DETROIT — Great art often emerges from conflict, hardship, or pain. Oksana Mirzoyan has known these perhaps more than most. As a child refugee fleeing Baku in the late 1980s and again in the early 1990s due to the Nagorno-Karabakh conflict, she knows firsthand the world that war creates, both outside and inside of us. A perceptive and sensitive artist, she channels her inner and outer world, along with a good dose of inspiration from classical painting, into a body of artwork, film in her case, that could not be more relevant for Armenians, and all people, today.
Based in Metro Detroit where she grew up, Mirzoyan begun to make her mark for several years with her work being screened at film festivals internationally. Her short film, “140 Drams,” took top prize as Best Short Film at the Izmir Film Festival (Turkey), received an Emerging Cinematographer Award from the Cinematographers Guild of America, and was selected by Atom Egoyan for his curated selection: “Diaspora: Atom Egoyan and Armenia” at the Fribourg Film Festival (Switzerland).

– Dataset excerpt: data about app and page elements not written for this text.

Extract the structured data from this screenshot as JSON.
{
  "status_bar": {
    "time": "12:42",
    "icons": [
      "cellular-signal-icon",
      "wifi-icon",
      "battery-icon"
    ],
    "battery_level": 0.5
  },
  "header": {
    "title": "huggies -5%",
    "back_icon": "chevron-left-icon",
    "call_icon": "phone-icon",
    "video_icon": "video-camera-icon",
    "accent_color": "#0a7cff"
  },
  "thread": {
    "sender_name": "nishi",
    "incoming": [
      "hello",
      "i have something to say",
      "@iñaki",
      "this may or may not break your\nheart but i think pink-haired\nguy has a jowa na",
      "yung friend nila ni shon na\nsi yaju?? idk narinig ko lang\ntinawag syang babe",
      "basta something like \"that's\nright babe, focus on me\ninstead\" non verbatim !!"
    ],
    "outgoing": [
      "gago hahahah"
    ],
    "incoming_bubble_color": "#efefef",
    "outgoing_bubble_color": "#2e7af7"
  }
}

Already well-known in the artistic circles of Detroit, as well as the local Armenian community here, she holds a Kresge Arts Fellowship, has had her films exhibited by the DIA (Detroit Institute of Arts, one of the most prestigious art museums in the country), and has had work commissioned by the MOCAD (Museum of Contemporary Art of Detroit). Her life and work inextricably tied up with the Karabakh conflict, she has now begun work on a feature-length film on the subject, to be titled “Absym.”
Mirzoyan was born in Baku, Soviet Azerbaijan. As a young child, her life changed forever. She was only four-years old in 1988 when “everything started to happen,” in her words. Karabakh voted for independence, which led to massacres that took place in Baku and Sumgait. The Soviet Union was crumbling. Her family, along with 500,000 other Armenians, fled Azerbaijan. It wasn’t a choice — it was a matter of survival.

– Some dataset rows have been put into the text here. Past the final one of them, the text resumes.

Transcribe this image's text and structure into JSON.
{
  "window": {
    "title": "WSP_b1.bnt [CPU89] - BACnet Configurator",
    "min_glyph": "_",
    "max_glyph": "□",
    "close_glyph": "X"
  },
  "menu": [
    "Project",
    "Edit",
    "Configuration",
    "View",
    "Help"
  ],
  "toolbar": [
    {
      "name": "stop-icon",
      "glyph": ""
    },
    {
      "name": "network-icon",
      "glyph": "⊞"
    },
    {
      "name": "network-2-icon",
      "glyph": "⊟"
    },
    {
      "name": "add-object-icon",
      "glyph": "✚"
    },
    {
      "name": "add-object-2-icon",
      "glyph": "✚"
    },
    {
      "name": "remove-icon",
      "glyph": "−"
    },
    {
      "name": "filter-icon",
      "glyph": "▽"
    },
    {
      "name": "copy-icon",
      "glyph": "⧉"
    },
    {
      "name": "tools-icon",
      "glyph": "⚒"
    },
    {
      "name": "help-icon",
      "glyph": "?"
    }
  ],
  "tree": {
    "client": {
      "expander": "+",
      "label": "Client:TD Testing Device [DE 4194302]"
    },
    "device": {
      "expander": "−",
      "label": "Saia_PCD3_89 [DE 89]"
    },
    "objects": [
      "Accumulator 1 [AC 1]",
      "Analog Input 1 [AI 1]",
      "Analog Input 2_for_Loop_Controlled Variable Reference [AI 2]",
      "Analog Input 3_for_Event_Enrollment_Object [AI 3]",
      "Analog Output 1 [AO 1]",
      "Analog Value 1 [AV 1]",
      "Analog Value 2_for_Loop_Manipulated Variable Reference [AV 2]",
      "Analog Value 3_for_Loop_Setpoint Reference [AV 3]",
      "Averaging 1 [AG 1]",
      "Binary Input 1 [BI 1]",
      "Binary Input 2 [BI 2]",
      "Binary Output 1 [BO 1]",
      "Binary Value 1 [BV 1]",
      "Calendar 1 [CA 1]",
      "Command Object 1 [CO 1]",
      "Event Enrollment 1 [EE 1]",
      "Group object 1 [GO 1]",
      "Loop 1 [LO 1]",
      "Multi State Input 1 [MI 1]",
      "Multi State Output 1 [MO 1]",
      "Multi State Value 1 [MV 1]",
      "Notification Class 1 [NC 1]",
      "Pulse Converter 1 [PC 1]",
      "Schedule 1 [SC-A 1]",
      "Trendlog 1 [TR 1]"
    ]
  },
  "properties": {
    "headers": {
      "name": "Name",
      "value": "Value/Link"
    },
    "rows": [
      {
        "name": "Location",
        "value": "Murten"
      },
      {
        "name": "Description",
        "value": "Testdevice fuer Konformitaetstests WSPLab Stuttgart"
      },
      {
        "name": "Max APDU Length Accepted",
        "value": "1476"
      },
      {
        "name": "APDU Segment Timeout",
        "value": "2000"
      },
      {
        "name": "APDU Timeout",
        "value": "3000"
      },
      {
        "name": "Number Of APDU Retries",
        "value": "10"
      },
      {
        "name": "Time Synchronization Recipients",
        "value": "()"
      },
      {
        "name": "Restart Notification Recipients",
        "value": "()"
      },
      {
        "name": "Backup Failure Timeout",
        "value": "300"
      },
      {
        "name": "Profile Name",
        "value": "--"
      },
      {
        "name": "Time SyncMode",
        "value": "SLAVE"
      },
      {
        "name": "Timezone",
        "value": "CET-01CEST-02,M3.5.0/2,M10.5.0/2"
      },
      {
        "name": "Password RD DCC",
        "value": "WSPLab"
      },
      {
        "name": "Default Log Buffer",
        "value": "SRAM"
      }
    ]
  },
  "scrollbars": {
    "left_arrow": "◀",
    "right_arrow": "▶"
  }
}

“We fled and came to Yerevan. I have my memories, the images from that time, but more so I remember the feeling. I remember the tension. I was very young and at that age, you only understand the feeling of events. I’ve been trying to find the language around what happened since then.”
The Sumgait pogroms, as any Armenian knows, were not the only catastrophe in 1988.